While the House of Cards TV show has similar plots to those of the trilogy on which it’s based by Michael Dobbs, there are still some pretty big differences. How about the fact that the main character Frank Underwood is actually named Francis Urquhart in the book, and he’s a Scottish aristocrat instead of a dude from South Carolina? Crazy. We’re sure the last season, now that Kevin Spacey has been ousted, will be vastly different from the source material with Frank not even being a central character!
This cult-classic ’90s show is based on the young adult book series called Roswell High by Melinda Metz (who, fun fact: was a script writer on the series!). The show follows the lives of alien teens and their human friend at a fictional high school in New Mexico. It’s almost like Twilight, except with UFO’s instead of fancy Volvos. Vampires and werewolves are totally overrated anyway. Apparently, Roswell is getting the reboot treatment at The CW – but this time, the main character is an undocumented immigrant and her police officer crush is the alien from another planet! That’s some twist!
You’ve probably flipped through channels on TV and come across an episode of Bones at least a couple of times. The series follows an anthropologist with a knack for analyzing bones as she teams up with a colleague who’s great at solving crime mysteries. Starring Emily Deschanel and David Boreanaz, the show was incredibly successful during its whopping 12(!!!) season run. The series parallels the books pretty well — same laughs, same thrills — but the biggest difference is the setting: the show takes place in Washington D.C. and the books take place in Montreal.
Longmire is a Western drama that focuses on the life of Sheriff Walt Longmire and his investigations. They’re based on the Walt Longmire Mysteries book series written by Craig Johnson. There are 19 books in the mystery novel series, and six seasons. Fans were livid when Netflix announced that the sixth seasdon would be its final one.
4. Boardwalk Empire
What’s interesting about Boardwalk Empire is that it’s set during the Prohibition Era and takes place in Atlantic City (ironic?). The show focuses on politicians who have some run-ins with local gangsters. It’s based on the New York Times Best-Seller Boardwalk Empire: The Birth, High Times, and Corruption of Atlantic City. While the details in the book are pretty historically accurate, there’s nothing like seeing it all play out on the screen. There is some pretty impressive directing, costuming, and visual effects.
Netflix’s instant 2017 hit Mindhunter followed the story of the FBIs criminal profiling in the 1970s, and it’s based on the non-fiction crime book Mindhunter: Inside the FBI’s Elite Serial Crime Unit written by John Douglas and Mark Olshaker. The book details a former FBI agent’s dealings with criminals, but the TV series follows two agents as they develop the profiling system. Season two is on its way!
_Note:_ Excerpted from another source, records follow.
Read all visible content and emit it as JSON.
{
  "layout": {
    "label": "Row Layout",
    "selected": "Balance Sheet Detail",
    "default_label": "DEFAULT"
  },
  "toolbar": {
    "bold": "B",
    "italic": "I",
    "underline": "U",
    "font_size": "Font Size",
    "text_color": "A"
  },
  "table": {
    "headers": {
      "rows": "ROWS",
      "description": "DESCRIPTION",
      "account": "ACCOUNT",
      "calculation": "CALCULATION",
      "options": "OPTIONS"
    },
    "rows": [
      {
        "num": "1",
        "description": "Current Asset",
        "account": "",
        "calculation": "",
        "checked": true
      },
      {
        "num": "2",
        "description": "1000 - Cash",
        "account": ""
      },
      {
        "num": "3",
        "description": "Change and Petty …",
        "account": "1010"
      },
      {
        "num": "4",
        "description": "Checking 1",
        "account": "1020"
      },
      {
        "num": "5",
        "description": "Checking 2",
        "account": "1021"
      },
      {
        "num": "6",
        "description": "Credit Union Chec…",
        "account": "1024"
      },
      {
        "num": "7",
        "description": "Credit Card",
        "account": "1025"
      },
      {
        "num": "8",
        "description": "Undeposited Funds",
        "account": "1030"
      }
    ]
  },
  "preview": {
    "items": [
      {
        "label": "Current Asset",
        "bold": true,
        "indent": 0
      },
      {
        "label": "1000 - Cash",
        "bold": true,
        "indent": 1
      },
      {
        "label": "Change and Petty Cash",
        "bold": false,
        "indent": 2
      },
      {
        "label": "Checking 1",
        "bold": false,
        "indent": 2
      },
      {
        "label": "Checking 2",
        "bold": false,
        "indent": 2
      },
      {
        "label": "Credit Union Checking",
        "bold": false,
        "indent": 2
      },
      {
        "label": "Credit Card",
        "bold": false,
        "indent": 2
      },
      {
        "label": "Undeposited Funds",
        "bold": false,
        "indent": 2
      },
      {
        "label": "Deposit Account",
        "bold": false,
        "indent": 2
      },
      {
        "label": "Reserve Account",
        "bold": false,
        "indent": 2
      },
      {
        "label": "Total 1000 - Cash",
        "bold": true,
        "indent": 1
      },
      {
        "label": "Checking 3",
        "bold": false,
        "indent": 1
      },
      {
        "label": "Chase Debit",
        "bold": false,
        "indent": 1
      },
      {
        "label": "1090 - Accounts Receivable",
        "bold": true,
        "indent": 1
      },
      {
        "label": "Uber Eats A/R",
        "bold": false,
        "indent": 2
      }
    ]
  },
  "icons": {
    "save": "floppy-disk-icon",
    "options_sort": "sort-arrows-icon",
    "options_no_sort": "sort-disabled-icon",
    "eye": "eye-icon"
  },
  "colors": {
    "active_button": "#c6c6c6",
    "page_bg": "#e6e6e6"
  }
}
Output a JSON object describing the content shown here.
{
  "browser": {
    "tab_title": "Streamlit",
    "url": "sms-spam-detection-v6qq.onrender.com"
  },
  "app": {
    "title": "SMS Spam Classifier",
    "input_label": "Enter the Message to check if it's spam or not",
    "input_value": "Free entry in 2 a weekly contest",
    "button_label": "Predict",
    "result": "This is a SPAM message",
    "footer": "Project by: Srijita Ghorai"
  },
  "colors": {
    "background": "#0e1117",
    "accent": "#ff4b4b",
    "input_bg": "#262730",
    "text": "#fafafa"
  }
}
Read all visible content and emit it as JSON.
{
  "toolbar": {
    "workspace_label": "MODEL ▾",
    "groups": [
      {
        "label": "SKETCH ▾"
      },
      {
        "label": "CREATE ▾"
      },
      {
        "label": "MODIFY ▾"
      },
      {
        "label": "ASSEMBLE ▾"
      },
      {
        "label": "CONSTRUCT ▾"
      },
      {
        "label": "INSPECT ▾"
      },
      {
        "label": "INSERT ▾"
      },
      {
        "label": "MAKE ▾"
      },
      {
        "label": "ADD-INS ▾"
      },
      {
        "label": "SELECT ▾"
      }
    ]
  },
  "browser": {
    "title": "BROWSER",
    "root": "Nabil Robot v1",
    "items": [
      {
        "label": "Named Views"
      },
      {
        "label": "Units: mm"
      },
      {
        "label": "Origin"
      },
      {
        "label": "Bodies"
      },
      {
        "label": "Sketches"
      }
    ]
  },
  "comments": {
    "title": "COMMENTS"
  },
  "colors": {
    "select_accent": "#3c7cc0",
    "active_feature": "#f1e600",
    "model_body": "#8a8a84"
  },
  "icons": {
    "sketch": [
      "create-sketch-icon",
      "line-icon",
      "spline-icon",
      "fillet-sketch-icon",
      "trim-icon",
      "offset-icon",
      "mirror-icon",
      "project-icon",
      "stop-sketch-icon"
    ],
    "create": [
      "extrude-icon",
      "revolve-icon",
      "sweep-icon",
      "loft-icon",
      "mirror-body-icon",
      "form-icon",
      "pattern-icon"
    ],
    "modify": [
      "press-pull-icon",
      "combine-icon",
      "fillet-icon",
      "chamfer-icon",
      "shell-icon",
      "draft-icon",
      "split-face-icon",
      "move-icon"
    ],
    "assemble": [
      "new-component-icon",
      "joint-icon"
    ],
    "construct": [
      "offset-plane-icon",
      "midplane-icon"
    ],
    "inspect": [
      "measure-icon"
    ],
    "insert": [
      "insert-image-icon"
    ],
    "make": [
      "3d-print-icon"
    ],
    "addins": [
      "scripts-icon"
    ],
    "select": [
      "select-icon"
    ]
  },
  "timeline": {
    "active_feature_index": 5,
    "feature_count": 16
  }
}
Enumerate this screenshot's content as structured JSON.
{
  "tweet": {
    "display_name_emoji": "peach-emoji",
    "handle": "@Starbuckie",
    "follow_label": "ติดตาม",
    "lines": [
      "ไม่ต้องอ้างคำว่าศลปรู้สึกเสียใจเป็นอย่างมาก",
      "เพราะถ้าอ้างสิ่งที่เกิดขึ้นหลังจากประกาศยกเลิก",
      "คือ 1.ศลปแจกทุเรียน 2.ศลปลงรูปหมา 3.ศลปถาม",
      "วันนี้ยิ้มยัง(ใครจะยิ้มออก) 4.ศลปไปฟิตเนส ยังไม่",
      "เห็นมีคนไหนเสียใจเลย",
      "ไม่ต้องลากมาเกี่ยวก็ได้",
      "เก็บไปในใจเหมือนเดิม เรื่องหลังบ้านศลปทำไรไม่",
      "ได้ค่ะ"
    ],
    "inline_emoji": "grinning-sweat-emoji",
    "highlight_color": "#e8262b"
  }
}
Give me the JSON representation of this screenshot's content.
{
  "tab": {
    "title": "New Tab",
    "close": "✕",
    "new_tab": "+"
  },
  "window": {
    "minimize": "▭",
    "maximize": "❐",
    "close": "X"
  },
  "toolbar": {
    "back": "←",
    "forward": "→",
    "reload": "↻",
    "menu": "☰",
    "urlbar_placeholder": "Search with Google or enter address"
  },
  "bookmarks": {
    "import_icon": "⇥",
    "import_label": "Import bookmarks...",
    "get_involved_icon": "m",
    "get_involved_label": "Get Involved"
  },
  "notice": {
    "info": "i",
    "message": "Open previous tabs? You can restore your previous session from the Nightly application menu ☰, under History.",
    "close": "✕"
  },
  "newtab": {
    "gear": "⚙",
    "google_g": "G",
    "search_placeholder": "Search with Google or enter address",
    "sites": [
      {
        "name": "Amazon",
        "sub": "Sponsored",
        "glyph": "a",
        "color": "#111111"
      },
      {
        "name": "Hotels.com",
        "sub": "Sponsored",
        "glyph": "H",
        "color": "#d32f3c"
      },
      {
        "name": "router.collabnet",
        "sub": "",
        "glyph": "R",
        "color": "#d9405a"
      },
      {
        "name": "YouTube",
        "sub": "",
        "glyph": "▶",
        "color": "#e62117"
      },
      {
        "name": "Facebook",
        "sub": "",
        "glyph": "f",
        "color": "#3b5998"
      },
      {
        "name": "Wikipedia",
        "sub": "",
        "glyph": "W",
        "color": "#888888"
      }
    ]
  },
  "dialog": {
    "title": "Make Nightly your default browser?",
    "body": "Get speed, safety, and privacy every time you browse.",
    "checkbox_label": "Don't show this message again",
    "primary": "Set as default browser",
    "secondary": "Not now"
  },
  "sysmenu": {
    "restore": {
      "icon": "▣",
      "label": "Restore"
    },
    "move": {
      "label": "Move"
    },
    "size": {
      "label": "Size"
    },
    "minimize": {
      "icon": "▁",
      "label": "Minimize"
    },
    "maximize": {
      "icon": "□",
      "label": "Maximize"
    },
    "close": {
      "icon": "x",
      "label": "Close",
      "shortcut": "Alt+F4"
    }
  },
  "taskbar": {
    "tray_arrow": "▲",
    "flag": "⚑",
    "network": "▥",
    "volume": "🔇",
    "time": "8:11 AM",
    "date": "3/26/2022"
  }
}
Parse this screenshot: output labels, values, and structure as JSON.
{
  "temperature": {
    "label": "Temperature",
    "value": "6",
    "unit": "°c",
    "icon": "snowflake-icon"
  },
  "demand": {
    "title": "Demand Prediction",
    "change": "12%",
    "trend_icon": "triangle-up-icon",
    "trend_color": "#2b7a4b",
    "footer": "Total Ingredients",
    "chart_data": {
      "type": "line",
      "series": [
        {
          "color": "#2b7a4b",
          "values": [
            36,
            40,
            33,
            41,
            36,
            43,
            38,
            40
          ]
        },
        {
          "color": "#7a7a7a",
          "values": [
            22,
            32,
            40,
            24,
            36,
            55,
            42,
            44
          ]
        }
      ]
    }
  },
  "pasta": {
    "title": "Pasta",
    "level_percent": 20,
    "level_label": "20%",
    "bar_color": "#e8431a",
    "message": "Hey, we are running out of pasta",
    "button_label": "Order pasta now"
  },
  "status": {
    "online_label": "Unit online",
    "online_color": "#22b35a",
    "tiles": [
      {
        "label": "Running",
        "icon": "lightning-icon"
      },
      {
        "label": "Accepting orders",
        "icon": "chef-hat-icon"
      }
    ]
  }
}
2. Fresh Off the Boat
Many see Fresh Off the Boat as a show similar to Modern Family and Black-ish, but it’s actually inspired by Eddie Huang’s autobiography titled Fresh Off the Boat: A Memoir. The OG book encompasses Eddie’s early life and how he eventually became a food celebrity – and the show is actually the first American sitcom to star an Asian-American family! Making strides!
1. Friday Night Lights
The show was inspired by the book Friday Night Lights: A Town, A Team, and a Dream and by the movie that came before it. It follows the story of a high school football team in Texas as they move toward state championships, but while the H. G. Bissinger book was non-fictional, the NBC TV show’s characters and events are, for the most part, fictional. That didn’t make it any less of a hit though! Many don’t even know that their favorite NBC show was a book first…